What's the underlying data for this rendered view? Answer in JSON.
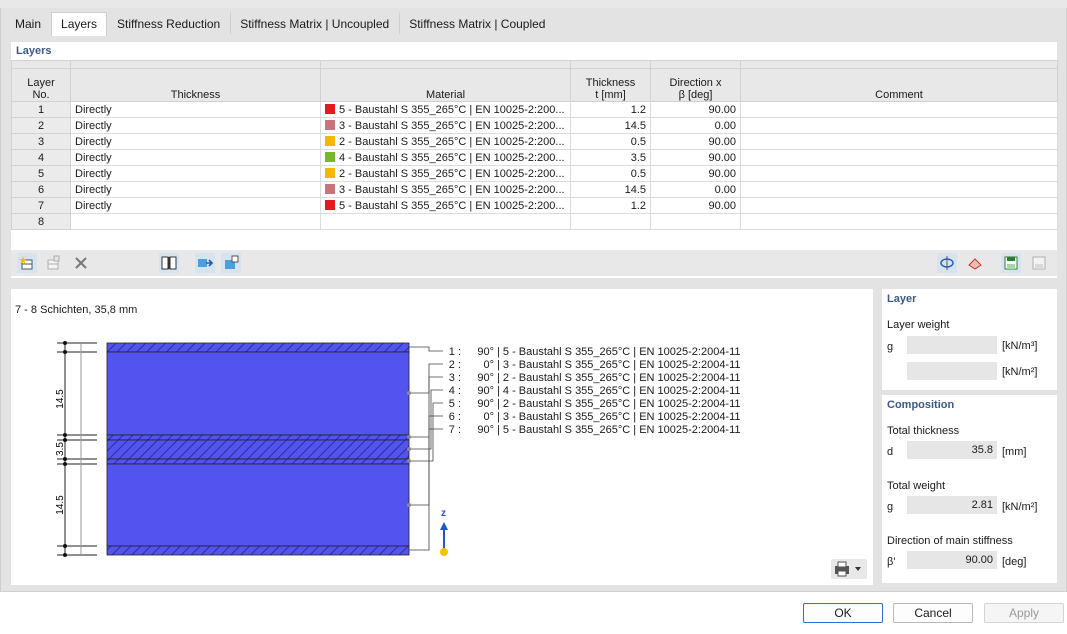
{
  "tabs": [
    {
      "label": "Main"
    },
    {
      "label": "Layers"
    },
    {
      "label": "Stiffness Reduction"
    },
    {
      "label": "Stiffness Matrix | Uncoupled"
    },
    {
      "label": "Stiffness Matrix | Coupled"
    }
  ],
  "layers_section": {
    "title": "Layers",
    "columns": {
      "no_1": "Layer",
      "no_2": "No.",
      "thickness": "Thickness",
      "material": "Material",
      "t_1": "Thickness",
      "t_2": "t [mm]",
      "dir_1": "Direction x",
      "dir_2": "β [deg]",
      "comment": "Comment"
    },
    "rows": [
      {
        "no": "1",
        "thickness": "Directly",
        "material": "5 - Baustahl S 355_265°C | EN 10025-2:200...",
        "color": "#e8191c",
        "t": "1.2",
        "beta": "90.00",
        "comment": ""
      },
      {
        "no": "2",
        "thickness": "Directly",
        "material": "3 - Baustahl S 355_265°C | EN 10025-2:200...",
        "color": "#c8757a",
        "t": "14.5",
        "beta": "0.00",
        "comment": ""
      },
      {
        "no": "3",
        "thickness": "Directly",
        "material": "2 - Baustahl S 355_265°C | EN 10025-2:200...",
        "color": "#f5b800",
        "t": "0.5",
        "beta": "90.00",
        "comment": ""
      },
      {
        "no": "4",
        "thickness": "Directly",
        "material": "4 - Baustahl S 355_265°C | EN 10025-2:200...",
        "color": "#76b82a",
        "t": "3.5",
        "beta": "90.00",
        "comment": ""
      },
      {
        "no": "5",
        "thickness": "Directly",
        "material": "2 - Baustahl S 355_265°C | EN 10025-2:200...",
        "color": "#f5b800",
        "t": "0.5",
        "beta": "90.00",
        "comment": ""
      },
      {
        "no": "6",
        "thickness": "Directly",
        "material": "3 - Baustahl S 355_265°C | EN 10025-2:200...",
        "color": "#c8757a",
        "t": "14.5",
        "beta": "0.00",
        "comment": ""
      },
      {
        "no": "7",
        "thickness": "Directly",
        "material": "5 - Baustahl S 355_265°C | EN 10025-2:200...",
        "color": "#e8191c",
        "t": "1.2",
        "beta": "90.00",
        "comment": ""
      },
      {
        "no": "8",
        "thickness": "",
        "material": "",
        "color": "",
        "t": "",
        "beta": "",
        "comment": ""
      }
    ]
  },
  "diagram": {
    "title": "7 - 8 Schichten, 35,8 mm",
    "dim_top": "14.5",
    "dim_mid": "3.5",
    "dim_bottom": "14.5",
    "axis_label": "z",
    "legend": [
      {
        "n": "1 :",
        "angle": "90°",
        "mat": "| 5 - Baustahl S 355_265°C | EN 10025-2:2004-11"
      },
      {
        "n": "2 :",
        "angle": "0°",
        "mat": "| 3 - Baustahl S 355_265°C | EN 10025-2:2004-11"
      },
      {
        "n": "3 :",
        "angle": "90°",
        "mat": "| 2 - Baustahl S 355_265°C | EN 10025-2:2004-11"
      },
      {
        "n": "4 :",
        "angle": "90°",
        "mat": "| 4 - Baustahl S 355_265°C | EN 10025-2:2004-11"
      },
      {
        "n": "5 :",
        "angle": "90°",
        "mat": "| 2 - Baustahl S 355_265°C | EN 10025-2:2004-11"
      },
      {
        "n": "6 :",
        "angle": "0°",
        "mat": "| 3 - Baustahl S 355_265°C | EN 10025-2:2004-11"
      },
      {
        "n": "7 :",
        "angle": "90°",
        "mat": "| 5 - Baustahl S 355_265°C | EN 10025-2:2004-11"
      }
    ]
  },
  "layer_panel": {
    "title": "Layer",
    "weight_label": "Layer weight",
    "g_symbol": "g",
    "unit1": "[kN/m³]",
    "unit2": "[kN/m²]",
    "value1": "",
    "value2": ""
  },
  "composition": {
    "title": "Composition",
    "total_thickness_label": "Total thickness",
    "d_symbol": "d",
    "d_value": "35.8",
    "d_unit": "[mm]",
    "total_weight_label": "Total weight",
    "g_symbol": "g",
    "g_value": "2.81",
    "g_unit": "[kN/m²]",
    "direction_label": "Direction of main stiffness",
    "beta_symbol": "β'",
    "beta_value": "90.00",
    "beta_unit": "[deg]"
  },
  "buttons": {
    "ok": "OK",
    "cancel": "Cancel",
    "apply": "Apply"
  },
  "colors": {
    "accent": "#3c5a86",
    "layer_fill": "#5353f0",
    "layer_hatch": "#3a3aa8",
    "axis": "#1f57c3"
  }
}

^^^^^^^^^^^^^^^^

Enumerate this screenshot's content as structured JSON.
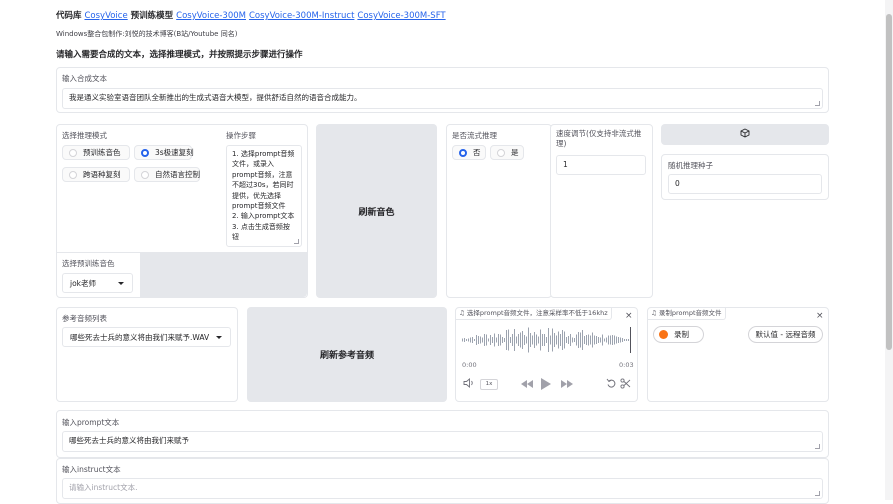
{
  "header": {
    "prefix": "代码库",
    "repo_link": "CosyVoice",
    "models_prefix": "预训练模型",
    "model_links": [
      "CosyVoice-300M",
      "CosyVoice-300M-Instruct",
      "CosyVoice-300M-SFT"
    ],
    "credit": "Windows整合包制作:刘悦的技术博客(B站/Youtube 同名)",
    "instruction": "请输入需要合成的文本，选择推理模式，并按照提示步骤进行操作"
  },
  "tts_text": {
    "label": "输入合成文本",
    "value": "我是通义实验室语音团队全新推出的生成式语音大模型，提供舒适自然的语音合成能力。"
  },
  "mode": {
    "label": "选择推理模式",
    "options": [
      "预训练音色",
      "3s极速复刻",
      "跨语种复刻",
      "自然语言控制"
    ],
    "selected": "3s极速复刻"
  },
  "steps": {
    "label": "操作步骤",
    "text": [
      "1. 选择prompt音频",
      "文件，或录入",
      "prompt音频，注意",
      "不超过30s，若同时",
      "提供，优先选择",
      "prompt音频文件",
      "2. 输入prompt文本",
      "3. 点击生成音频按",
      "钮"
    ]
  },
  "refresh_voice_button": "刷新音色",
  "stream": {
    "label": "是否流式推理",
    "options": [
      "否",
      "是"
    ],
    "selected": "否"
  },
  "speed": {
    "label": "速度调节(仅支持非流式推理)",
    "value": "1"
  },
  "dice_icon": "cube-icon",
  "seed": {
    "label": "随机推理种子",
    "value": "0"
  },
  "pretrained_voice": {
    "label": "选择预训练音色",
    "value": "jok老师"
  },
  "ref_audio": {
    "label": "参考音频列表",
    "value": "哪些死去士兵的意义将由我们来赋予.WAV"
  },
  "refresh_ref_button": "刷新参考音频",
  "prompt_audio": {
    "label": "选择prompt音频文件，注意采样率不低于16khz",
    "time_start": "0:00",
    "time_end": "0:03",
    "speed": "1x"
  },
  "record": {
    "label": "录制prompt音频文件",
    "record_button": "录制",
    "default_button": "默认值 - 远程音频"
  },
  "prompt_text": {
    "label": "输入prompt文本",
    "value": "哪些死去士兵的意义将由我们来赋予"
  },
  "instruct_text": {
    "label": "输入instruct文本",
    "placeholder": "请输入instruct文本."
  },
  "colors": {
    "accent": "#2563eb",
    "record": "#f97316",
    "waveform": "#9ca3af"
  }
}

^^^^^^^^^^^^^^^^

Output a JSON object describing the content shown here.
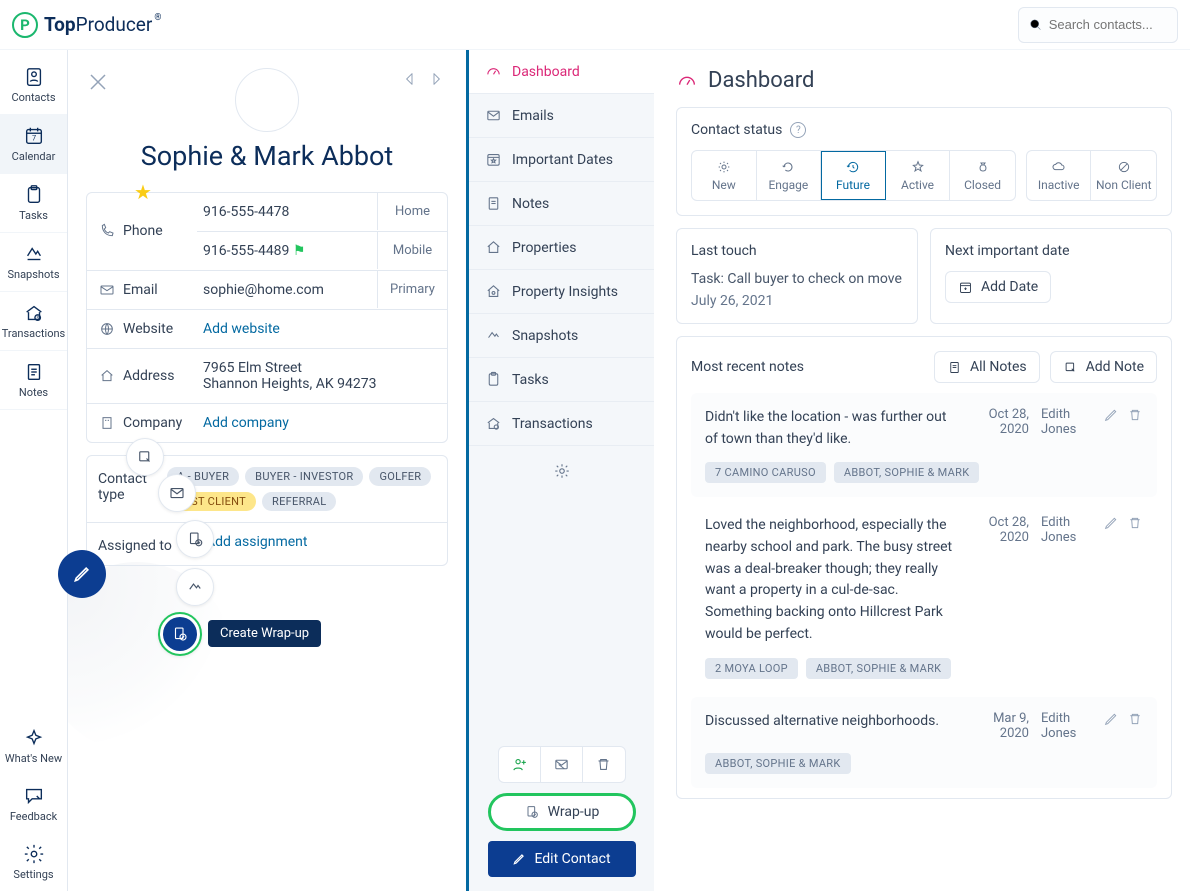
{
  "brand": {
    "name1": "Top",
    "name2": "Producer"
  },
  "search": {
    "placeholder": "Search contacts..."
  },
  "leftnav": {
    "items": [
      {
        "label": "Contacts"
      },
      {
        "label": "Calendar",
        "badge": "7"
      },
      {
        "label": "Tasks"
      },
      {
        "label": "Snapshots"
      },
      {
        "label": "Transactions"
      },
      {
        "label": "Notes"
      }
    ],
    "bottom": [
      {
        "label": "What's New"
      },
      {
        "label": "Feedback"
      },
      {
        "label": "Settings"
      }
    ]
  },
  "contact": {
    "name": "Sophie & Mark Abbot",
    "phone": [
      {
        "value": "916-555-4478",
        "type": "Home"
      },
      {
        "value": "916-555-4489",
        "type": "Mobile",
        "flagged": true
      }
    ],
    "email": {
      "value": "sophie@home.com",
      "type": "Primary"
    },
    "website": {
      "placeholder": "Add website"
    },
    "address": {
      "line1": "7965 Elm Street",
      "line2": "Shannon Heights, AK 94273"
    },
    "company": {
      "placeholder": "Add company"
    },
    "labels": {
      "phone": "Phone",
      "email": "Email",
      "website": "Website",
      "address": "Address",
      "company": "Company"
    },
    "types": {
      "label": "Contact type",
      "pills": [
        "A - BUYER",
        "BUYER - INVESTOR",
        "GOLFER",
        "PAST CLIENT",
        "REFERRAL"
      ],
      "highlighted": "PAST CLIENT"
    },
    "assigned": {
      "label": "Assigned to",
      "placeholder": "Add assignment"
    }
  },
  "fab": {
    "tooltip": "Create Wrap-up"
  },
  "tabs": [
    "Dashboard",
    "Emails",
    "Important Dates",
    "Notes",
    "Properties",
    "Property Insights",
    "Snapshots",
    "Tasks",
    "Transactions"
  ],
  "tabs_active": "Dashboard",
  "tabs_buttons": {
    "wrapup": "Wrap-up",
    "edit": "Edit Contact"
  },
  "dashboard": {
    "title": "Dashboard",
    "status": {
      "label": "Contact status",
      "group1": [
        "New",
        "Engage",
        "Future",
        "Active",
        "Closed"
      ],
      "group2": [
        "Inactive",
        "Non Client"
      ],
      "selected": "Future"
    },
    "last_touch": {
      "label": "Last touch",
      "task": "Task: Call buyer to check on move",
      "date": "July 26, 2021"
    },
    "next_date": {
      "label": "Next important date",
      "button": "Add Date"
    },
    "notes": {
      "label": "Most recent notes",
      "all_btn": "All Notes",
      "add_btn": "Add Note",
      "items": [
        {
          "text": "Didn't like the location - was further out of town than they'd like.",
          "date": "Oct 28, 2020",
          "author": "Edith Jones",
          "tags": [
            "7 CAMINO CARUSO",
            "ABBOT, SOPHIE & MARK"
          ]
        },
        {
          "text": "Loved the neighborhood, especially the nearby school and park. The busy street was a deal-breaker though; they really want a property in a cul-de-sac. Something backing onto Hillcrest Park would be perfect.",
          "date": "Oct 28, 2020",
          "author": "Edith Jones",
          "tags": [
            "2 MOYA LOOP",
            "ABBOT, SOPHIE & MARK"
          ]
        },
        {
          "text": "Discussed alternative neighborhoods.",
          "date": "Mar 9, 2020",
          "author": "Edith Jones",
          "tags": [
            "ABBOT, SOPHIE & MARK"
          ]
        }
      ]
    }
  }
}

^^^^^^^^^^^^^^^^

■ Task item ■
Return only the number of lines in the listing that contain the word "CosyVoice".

■ Exercise answer ■
4